The dumb dryer here costs me about 1.35 Kwhr per load for *MY* average 2.5 loads a week. I burn about 15 KWHR per month with the dryer; *IF* it is raining and I do not use the clothes line. This costs me 2.18 dollars per month. This is actual measured consumption.
As a reference; that government kickbacked TV converter I have if left plugged it draws 9 watts 24/7 . In one month if left plugged in consumes 6.5 KWHR ie 9x24x30= 6.48 If I just unplug this converter box when not used I save as much as the gas dryer would; and I have no added insurance premium too.
Here about the largest electrical costs are ones Air conditioners one runs. In the summer one might have a 100 to 150 buck electrical bill; depending on how hot and how humid one wants to be inside.
If the electrical bill is say 120 dollars in July; one has 2.18 for the dryer ; the LED and CFL timed night lights are a few bucks too. The fridge here costs about 10 per month.
For me the 1992 Fridge costing 10 per month is the major thing slated to be replaced; since replacement makes cents :) from a money energy standpoint.
Buying a gas dryer will never be done unless it makes sense to do so. ie why be wastefull?

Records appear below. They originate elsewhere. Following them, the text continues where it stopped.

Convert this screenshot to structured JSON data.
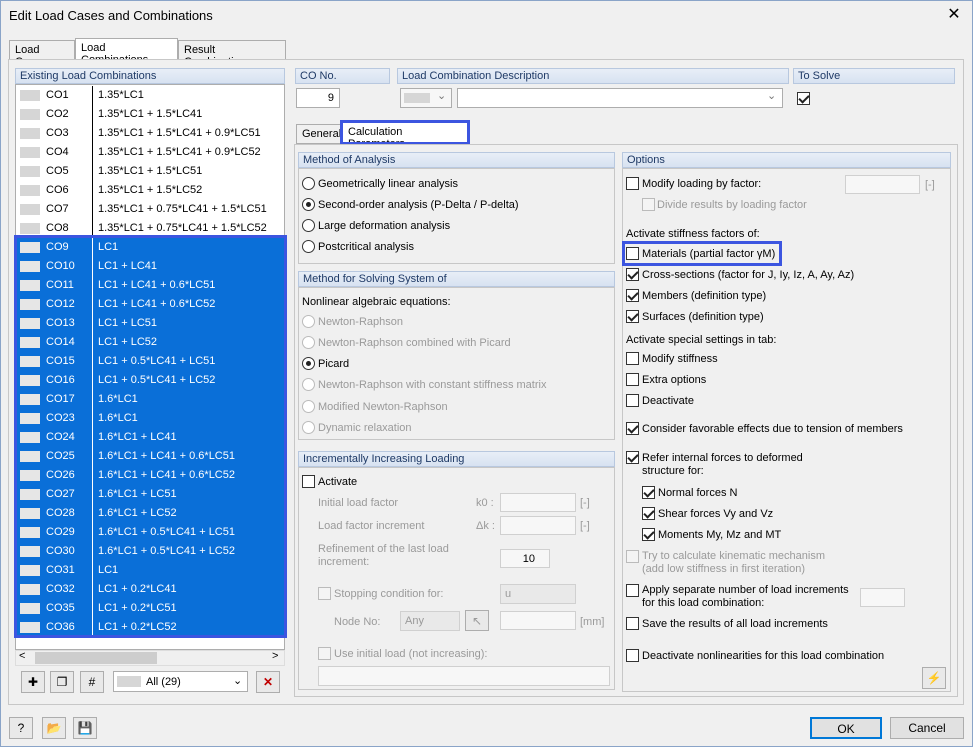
{
  "window": {
    "title": "Edit Load Cases and Combinations",
    "close": "✕"
  },
  "main_tabs": [
    "Load Cases",
    "Load Combinations",
    "Result Combinations"
  ],
  "list": {
    "header": "Existing Load Combinations",
    "rows": [
      {
        "no": "CO1",
        "desc": "1.35*LC1"
      },
      {
        "no": "CO2",
        "desc": "1.35*LC1 + 1.5*LC41"
      },
      {
        "no": "CO3",
        "desc": "1.35*LC1 + 1.5*LC41 + 0.9*LC51"
      },
      {
        "no": "CO4",
        "desc": "1.35*LC1 + 1.5*LC41 + 0.9*LC52"
      },
      {
        "no": "CO5",
        "desc": "1.35*LC1 + 1.5*LC51"
      },
      {
        "no": "CO6",
        "desc": "1.35*LC1 + 1.5*LC52"
      },
      {
        "no": "CO7",
        "desc": "1.35*LC1 + 0.75*LC41 + 1.5*LC51"
      },
      {
        "no": "CO8",
        "desc": "1.35*LC1 + 0.75*LC41 + 1.5*LC52"
      },
      {
        "no": "CO9",
        "desc": "LC1"
      },
      {
        "no": "CO10",
        "desc": "LC1 + LC41"
      },
      {
        "no": "CO11",
        "desc": "LC1 + LC41 + 0.6*LC51"
      },
      {
        "no": "CO12",
        "desc": "LC1 + LC41 + 0.6*LC52"
      },
      {
        "no": "CO13",
        "desc": "LC1 + LC51"
      },
      {
        "no": "CO14",
        "desc": "LC1 + LC52"
      },
      {
        "no": "CO15",
        "desc": "LC1 + 0.5*LC41 + LC51"
      },
      {
        "no": "CO16",
        "desc": "LC1 + 0.5*LC41 + LC52"
      },
      {
        "no": "CO17",
        "desc": "1.6*LC1"
      },
      {
        "no": "CO23",
        "desc": "1.6*LC1"
      },
      {
        "no": "CO24",
        "desc": "1.6*LC1 + LC41"
      },
      {
        "no": "CO25",
        "desc": "1.6*LC1 + LC41 + 0.6*LC51"
      },
      {
        "no": "CO26",
        "desc": "1.6*LC1 + LC41 + 0.6*LC52"
      },
      {
        "no": "CO27",
        "desc": "1.6*LC1 + LC51"
      },
      {
        "no": "CO28",
        "desc": "1.6*LC1 + LC52"
      },
      {
        "no": "CO29",
        "desc": "1.6*LC1 + 0.5*LC41 + LC51"
      },
      {
        "no": "CO30",
        "desc": "1.6*LC1 + 0.5*LC41 + LC52"
      },
      {
        "no": "CO31",
        "desc": "LC1"
      },
      {
        "no": "CO32",
        "desc": "LC1 + 0.2*LC41"
      },
      {
        "no": "CO35",
        "desc": "LC1 + 0.2*LC51"
      },
      {
        "no": "CO36",
        "desc": "LC1 + 0.2*LC52"
      }
    ],
    "filter": "All (29)"
  },
  "co_no": {
    "label": "CO No.",
    "value": "9"
  },
  "description": {
    "label": "Load Combination Description",
    "value": ""
  },
  "to_solve": {
    "label": "To Solve"
  },
  "sub_tabs": [
    "General",
    "Calculation Parameters"
  ],
  "method_analysis": {
    "header": "Method of Analysis",
    "options": [
      "Geometrically linear analysis",
      "Second-order analysis (P-Delta / P-delta)",
      "Large deformation analysis",
      "Postcritical analysis"
    ]
  },
  "method_solving": {
    "header": "Method for Solving System of",
    "sub": "Nonlinear algebraic equations:",
    "options": [
      "Newton-Raphson",
      "Newton-Raphson combined with Picard",
      "Picard",
      "Newton-Raphson with constant stiffness matrix",
      "Modified Newton-Raphson",
      "Dynamic relaxation"
    ]
  },
  "incremental": {
    "header": "Incrementally Increasing Loading",
    "activate": "Activate",
    "initial_factor": "Initial load factor",
    "initial_sym": "k0 :",
    "factor_inc": "Load factor increment",
    "factor_sym": "Δk :",
    "refine_1": "Refinement of the last load",
    "refine_2": "increment:",
    "refine_value": "10",
    "stopping": "Stopping condition for:",
    "stopping_value": "u",
    "node_no": "Node No:",
    "node_value": "Any",
    "unit_blank": "[-]",
    "unit_mm": "[mm]",
    "use_initial": "Use initial load (not increasing):"
  },
  "options": {
    "header": "Options",
    "modify_loading": "Modify loading by factor:",
    "divide_results": "Divide results by loading factor",
    "activate_stiffness": "Activate stiffness factors of:",
    "materials": "Materials (partial factor γM)",
    "cross_sections": "Cross-sections (factor for J, Iy, Iz, A, Ay, Az)",
    "members": "Members (definition type)",
    "surfaces": "Surfaces (definition type)",
    "activate_special": "Activate special settings in tab:",
    "modify_stiffness": "Modify stiffness",
    "extra_options": "Extra options",
    "deactivate": "Deactivate",
    "favorable": "Consider favorable effects due to tension of members",
    "refer_1": "Refer internal forces to deformed",
    "refer_2": "structure for:",
    "normal": "Normal forces N",
    "shear": "Shear forces Vy and Vz",
    "moments": "Moments My, Mz and MT",
    "kinematic_1": "Try to calculate kinematic mechanism",
    "kinematic_2": "(add low stiffness in first iteration)",
    "separate_1": "Apply separate number of load increments",
    "separate_2": "for this load combination:",
    "save_results": "Save the results of all load increments",
    "deactivate_nonlin": "Deactivate nonlinearities for this load combination",
    "unit": "[-]"
  },
  "footer": {
    "ok": "OK",
    "cancel": "Cancel"
  }
}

|Post# 498495 , Reply# 24   2/22/2011 at 10:12 (4,662 days old) by 3beltwesty ()  || |
Here even the cost of ones gas bill is not a lot for heating water. If I use zero Natural gas I still get about a 9 dollar gas bill; just to check the meter, If it is a business the bill is about 23 with zero usage. Ie you are a business; thus you help subsidize the homeowners bill.
If the hot water tank of 40 gallons is used up every day with showers due to relatives for a month; the home gas bill is about 20 bucks. ie the house used 30x40=1200 gallons of hot water. This delta cost was thus about 11 dollars for the 1200 gallons. ie about 0.92 cents per gallon.
If one uses the old 1976 washer and it uses the hot cycle; one uses 10 gallons of hot water. This would be thus 9.2 cents in cost per load for the added hot cycles cost via the above rough swag.
Note this 9.2 cents is about the same as the other estimate far above of 10 cents with gas:
(1) FULL HOT To heat the 10 gallons of water from 60 to 140F is a 80 F difference. 10 US gallons weighs about 83 Lbs. To heat 83 Lbs 80 F is 83x80= 6640 BTU. Via electric this is about 1.94 KWHR worth of energy (6640/3414). at electric rates here this would be 14.5 cents/KWHR (1.94)= 28 cents. *****Since Here I am using natural gas this really costs about 1/3; ie 10 cents ie 1/10 US dollar. *****
In summary the electrical heater in a modern FL washer is not so bad; the expensive source of heat is made up with it being local and thus it is a "wash:)" compared to me using a gas not water heater.
In folks who are environmentalists here and somewhat off the grid; they often have a solar hot water heater and the internal electrical heater is NOT used. In California this was a fad at times, ie late 1970's even with older machines.